A review was also conducted independent of the survey of those services where differentiating between Online and On-campus students usage was possible, for example Student Engagement Services (SALNA, MyLead, Emerging Leaders etc.); Accessibility Service and Health Services, and the main users of these services remains On-campus students.

So, while when prompted, the services funded by SSAF are seen as important by our Online students, however in general fewer Online students were aware of them.

As such, while it has been determined that the SSAF fee charged to Online students will remain consistent with On-campus students for 2018, further work will occur to both broadcast existing services that are accessible to Online students, as well as look to move all SSAF services to an online environment wherever possible.

Priorities for expenditure

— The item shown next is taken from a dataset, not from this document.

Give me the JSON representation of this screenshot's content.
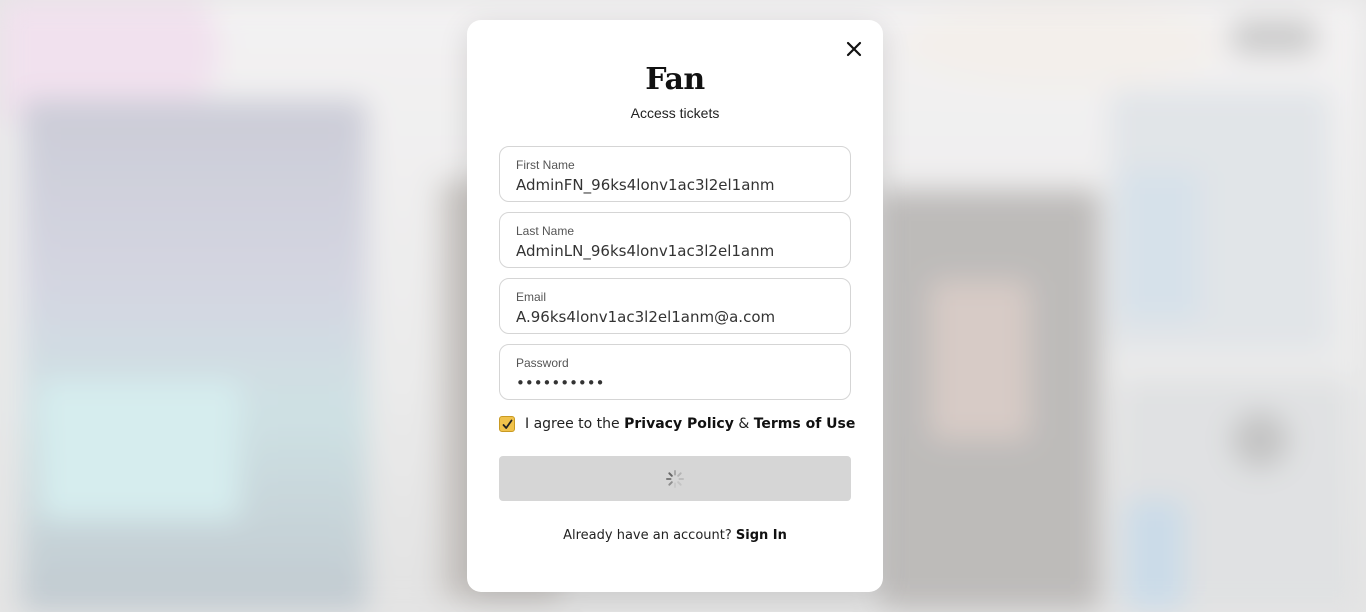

The table below outlines how SSAF is to be allocated in 2018, which is intended to address some of the issues raised by our students (both Online and On-campus) as per the following:

  • Student health and wellbeing is a consistent theme throughout the survey as well as being an area of significant importance in discussions with key stakeholders across the University. The Wellbeing@Swin health centre was restructured during 2017 to enhance the holistic health services offering to all students, and the number of visits expected to increase by 19% over 2016 with a significant number of these related to mental health.
  • Careers, Language and Academic Support and Strategies for Success remain important services for the University with successful progression and employment outcomes for our students critical to their success.
  • We commit to proving more services that are tailored for Online students to ensure all students are well supported regardless of where they are studying with Swinburne.
  • We commit to providing a solution to respond to the need for more lockers on campus.

  • The positive and constructive work of Swinburne Student Life is recognised, and it is proposed that their 2018 funding remain consistent with 2017.
  • The positive and constructive work of the Swinburne Student Union is also recognised and a 10% increase in funding is provided to this group.

Allocations for 2018

The allocations for 2018 take into account the results of the survey conducted in 2017 and the submissions from, and meetings with, the various stakeholders. 

Service Area 2017 SSAF Allocation 2018 SSAF Allocation

Swinburne University (on campus students)
Services include (but not limited to):

  • Counselling
  • Health
  • Student Leadership and Volunteering (including the SRC)
  • Student Housing & Finance 
  • Student Finance
  • Disability Support
  • Careers
  • Chaplaincy
  • Ask George
$3,468,785* $1,843,467

Swinburne University (online students)
Services include (but not limited to):

  • Counselling
  • Health
  • Student Leadership and Volunteering (including the SRC)
  • Student Housing & Finance 
  • Student Finance
  • Disability Support
  • Careers
  • Chaplaincy
  • Ask George
Included in the figure above 


Swinburne Student Life 
Services include (but not limited to):

  • Advocacy Service
  • Legal Service
  • Sport & Recreation
  • Clubs & Societies 
  • Student Leadership Programme
  • Volunteer Programme 
  • Orientation 
  • Social and Cultural Activities 
  • Night Bus 
 $1,789,459  $1,789,459
Services include (but not limited to):
  • Welfare & Equity Services
  • Student Events
  • Student Media
  • Student Representation & Leadership


Total $5,731,000* $5,600,000

*Note: This figure increased from the estimate of $5.6 million following finalisation of the 2017 Annual Accounts.